Fiction Book Reviews,  SEN

Children’s Fiction | The Goldfish Boy | Lisa Thompson

Jera's Jamboree receives compensation for affiliate advertising. As an Amazon Associate I earn from qualifying purchases. Please see my disclosure policy for more information.

The Goldfish Boy is one of those novels that I think everyone should read.  Known as the ‘secret illness,’ debut author Lisa Thompson brings the reality of Obsessive Compulsive Disorder to the public in a way that can be understood by all.  She demystifies through main character Matthew and I can guarantee you will take Matthew to heart as much as I did.

Book cover for The Goldfish Boy by Lisa Thompson

Paperback: 400 pages

Age Range: 9 – 12 years

Publisher: Scholastic; 1 edition (5 Jan. 2017)

Language: English

ISBN-10: 1407170996

ISBN-13: 978-1407170992

Twelve-year-old Matthew is trapped in his bedroom by crippling OCD, spending most of his time staring out of his window as the inhabitants of Chestnut Close go about their business. Until the day he is the last person to see his next door neighbour’s toddler, Teddy, before he goes missing. Matthew must turn detective and unravel the mystery of Teddy’s disappearance – with the help of a brilliant cast of supporting characters.

Page-turning, heartbreaking, but ultimately life-affirming, this story is perfect for fans of The Curious Incident of the Dog in the Night Time and Wonder. It is a book that will make you laugh and cry.


I loved Matthew’s dry humour.  All too often we forget about the person underneath the anxiety, relating and responding to the behaviour and this is what happens to Matthew with his neighbours and to some extent his mum and dad.  His growing friendship with Melody through their joint venture of working out where missing Teddy has gone bought some normality for him.  As well as children being cruel, they can also be accepting.  Her unusual ‘hobby’ gave me a deeper insight to her character.  We’re given the chance to be empathetic towards Jake too in ‘Jake’s Story.’

Looking through the upstairs windows, Matthew gets to see his neighbours ‘masks’ slip as well as keeping up with what’s happening.  His observations build a picture of their lives (our dog Taz does exactly the same as Frankie!) as well as how they fit in with his own family and the community.

Image from Chapter 1 of the Goldfish Boy by Lisa Thompson
Love the illustrations at the start of chapters.

Intrigue surrounds what happened five years ago – snippets are shared so although I had an idea, I didn’t know exactly.  I couldn’t link an action from the beginning to the cause (it was throwing me off the trail) and thought this was cleverly executed.

As to the disappearance of Teddy, I followed Matthew’s clues, trying to work out the mystery. There are red herrings which I took at face value.  The teamwork was fabulous 🙂

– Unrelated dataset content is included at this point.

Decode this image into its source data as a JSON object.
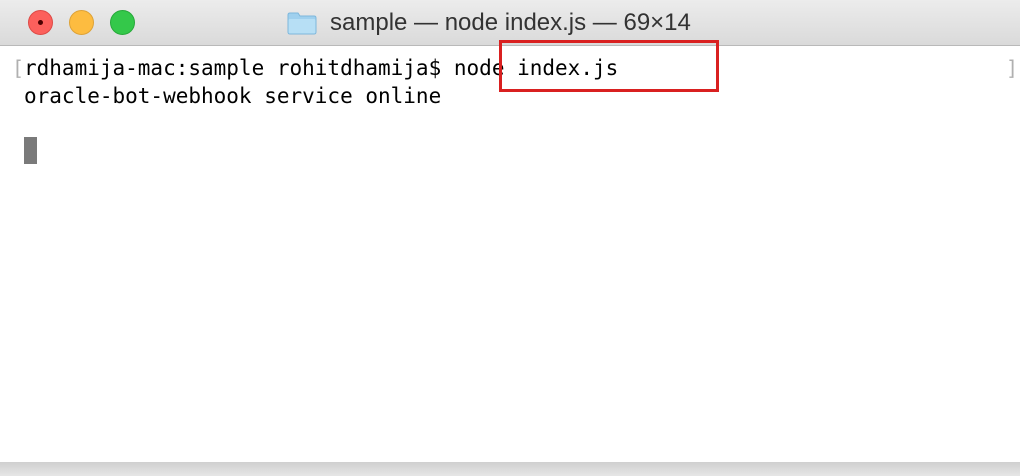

Image from Chapter 9 of The Goldfish Boy by Lisa Thompson

Through Matthew the reader experiences the physical affects of anxiety and how logical those thoughts are that lead to the repetitive compulsions and behaviours.  The author doesn’t hold back either in the way these behaviours impact those around him.  I know it’s stereotypical to say this … but dad’s (on the whole) have a more practical side and  often don’t have the same emotional understanding as mum’s do.  Everything is done with the best intentions and there does come a point where others feel exasperated as they just don’t understand, despite wanting to.  It was heartbreaking.

The Goldfish Boy is a poignant story.  You’ll need tissues (no matter what age you are!).  I cried at the ending as the cracks open wide – it’s real and raw and I could feel all that emotion.

Recommended for children (and adults) who may be going through this crippling anxiety condition themselves, and for anyone wanting to gain a deeper understanding.

It’s a keeper

Connect with Lisa Thompson

Twitter @lthompsonwrites

Facebook lisathompsonwrites

Instagram lisathompsonwrites

I've been blogging about my interests at Jera's Jamboree for 9+ years. My love of reading, crocheting, being out in nature and positive psychology are all things that help me unwind from my role as an Inclusion Lead in a primary school.

Leave a Reply

Your email address will not be published. Required fields are marked *

Pin It on Pinterest

Share This